But this year's New Jersey Devils, down to 15 skaters just three games into the season? That's just blatant mismanagement. The fact it is Lou Lamoriello behind it all, a member of the Hall of Fame and one of the best managers of the past quarter-century, has even his admirers - and there are legions of them - scratching their heads.
Good thing it's not the early 1980s again. Someone might suggest this is a Mickey Mouse way to operate.
Some are wondering if there should be a punishment from the league for dressing fewer than 20 skaters. Well, dressing fewer than 20 skaters is the punishment for botching the cap, and anyway you cut it, that's what has happened in Newark with the Devils.
From Allan Adams of NHL FanHouse, who believes this issue speaks to a larger one about the on-ice product:
His decision raises a lot of questions. Aren't clubs supposed to dress their best teams? Aren't fans doling out their hard-earned cash expecting to see the best possible product on the ice? Doesn't this speak to the integrity of the product, the credibility of the collective agreement?
In the end, it's the fans who end up losing the most.
Several years ago, the Ottawa Senators mused out loud about not taking their best team into Boston for a season-ending game against the Bruins. In that instance, the NHL was quick to intervene, reminding ownership and management about the obligation they had to the fans.
Imagine if Pittsburgh decided not to dress Sidney Crosby(notes) for, say, this year's Winter Classic. You'd better believe the NHL would have something to say about that.
Trouble is the NHL is not consistent at enforcing its own rules and regulations.
(We'll continue in a moment, after we stifle a giggle about the inadvertent comparison between the Devils signing Adam Mair(notes) for their fourth line and Sidney Crosby being scratched from the Winter Classic. OK, done now.)
Then there are the NHLPA implications, like the ones that came up during the Calgary Flames' roster manipulation in 2009. From Bruce Dowbriggin (via MLive):
The NHL Players' Association ought to be concerned as well. For now, all executive director Paul Kelly will only say is that "the situation demonstrates some of the issues and challenges of the league's salary cap system." But with so many teams in cap hell next year, the PA must be wary of allowing clubs to circumvent the cap by simply skating fewer players than the 18 required by the CBA. It robs players of pensionable days, games toward free agency and other benefits.
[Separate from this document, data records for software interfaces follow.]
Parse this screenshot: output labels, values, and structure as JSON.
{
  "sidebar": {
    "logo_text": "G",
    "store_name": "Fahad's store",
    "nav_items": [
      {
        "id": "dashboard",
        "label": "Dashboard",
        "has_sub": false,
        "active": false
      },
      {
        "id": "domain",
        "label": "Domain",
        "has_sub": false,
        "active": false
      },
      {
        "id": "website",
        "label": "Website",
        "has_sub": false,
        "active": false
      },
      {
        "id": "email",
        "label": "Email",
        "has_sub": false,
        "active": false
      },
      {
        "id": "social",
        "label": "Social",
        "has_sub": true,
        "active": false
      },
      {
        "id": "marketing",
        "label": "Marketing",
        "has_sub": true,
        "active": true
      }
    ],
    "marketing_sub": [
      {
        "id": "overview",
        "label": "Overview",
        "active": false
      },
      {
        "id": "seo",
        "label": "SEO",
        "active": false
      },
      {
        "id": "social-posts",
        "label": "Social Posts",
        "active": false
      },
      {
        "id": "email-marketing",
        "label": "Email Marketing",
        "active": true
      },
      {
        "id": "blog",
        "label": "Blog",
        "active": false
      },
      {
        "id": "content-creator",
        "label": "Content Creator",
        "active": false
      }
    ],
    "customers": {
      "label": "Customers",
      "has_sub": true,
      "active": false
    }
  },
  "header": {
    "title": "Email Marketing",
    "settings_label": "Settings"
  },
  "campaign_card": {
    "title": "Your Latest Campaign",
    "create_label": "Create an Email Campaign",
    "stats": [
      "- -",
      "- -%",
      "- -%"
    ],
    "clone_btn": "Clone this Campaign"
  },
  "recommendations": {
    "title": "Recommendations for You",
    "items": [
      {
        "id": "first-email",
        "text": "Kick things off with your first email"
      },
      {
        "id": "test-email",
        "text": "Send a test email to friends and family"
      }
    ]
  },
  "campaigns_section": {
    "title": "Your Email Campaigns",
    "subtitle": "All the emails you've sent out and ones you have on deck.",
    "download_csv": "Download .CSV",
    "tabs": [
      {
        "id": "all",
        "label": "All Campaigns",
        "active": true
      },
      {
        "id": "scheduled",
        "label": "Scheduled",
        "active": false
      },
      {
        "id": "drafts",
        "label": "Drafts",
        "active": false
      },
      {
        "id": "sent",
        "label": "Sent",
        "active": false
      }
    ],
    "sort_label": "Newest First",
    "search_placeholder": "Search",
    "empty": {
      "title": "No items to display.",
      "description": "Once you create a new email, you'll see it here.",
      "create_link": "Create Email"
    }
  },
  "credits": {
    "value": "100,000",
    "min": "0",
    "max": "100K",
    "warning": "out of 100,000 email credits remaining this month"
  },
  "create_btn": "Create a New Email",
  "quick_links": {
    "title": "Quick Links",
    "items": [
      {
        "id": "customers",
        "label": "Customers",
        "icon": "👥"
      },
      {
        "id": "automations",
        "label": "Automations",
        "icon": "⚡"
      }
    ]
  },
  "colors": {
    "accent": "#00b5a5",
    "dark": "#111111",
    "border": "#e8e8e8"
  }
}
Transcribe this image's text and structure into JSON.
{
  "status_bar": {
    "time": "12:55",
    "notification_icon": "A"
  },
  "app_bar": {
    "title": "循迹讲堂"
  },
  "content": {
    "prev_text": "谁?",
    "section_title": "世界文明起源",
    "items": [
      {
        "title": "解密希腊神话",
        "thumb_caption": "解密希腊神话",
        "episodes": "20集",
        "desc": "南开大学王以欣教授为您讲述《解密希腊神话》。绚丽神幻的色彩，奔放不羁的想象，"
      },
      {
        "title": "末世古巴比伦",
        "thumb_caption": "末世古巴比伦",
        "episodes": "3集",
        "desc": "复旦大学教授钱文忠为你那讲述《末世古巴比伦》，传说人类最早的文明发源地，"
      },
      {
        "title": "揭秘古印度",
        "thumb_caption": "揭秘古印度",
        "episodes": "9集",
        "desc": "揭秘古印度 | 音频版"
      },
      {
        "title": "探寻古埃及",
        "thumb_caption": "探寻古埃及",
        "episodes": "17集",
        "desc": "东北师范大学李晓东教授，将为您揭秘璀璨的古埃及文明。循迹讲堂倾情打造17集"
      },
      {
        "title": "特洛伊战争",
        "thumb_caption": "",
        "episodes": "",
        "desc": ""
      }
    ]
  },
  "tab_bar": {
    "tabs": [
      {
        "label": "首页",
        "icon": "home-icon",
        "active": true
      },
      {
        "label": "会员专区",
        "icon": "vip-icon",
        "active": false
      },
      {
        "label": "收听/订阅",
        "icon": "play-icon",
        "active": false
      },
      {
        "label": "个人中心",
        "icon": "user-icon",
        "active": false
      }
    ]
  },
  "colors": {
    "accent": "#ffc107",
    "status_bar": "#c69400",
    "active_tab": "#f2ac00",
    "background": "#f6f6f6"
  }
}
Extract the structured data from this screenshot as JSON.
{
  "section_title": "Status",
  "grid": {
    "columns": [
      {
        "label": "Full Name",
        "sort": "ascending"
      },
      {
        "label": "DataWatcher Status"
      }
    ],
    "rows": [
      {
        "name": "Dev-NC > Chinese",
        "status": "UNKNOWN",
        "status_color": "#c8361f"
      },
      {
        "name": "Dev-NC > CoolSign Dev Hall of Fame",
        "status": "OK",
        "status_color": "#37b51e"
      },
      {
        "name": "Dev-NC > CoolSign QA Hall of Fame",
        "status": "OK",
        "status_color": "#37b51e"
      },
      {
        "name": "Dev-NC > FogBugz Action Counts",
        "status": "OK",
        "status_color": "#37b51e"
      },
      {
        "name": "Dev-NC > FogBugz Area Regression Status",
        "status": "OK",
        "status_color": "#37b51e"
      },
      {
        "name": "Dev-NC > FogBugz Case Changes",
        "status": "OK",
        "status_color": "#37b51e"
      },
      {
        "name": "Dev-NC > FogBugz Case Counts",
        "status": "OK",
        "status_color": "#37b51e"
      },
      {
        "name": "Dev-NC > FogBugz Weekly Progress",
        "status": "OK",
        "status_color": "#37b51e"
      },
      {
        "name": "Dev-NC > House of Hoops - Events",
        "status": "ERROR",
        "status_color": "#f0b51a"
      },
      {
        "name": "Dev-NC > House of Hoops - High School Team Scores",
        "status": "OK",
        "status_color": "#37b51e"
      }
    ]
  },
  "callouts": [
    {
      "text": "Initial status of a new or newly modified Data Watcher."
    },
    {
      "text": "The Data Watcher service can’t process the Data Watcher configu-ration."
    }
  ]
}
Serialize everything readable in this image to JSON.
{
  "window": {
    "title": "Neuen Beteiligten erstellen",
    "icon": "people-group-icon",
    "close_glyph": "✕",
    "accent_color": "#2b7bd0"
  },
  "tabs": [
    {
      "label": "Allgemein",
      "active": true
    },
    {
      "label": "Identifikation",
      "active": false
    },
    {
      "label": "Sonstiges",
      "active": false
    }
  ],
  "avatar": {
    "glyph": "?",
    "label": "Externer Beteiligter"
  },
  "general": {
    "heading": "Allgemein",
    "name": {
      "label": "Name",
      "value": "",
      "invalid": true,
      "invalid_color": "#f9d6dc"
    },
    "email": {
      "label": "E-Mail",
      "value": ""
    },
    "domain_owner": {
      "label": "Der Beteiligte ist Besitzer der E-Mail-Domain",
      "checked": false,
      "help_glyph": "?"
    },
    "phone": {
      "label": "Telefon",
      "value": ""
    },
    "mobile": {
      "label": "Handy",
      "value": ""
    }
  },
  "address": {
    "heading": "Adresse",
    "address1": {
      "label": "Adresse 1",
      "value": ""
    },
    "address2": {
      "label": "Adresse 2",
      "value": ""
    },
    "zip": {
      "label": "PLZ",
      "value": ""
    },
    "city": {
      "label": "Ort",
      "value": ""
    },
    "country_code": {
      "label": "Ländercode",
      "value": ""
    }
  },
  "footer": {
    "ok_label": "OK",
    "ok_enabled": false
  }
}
Plus it puts a greater stress of the short-handed team.
These are valid points. All of them. And the Devils should feel lucky that this is a soft, fleshy part of the CBA rather than a concrete one, in the NHL's eyes. New Jersey has seen first hand when the NHL wants to firm up its bylaws instead of looking the other way -- it's one reason they're in salary cap hell now. But much like how the League looked the other way on Marian Hossa(notes) making peanuts at the end of this contract or Roberto Luongo(notes) playing until he's 43, this "emergency" roster exception is still in its "winking allowance" phase rather than it's "OK, it's time we make an example of you" phase for the NHL.
As we said yesterday, this is the Devils' own doing: The culmination of bloated contracts and no-movement clauses, along with being handcuffed by the Summer of Kovalchuk investigations.
A few games of leniency from the NHL is understandable, because injuries happen; but if the Devils are allowed to compete with 16 or 15 skaters on multiple occasions this season in an effort to avoid making more difficult decisions with regard to the cap, then they should suffer consequences, either financially through fines or in the loss of (even more) draft picks.
Because it's no different than demanding a team have a payroll that reaches a salary "floor" in order to ice a competitive product.
Because the Devils will never reduce their ticket prices even if the fans are paying to see 3/4 of the lines they should be seeing.
Because it's not the salary cap's fault Lou Lamoriello doesn't know how to correctly manage it.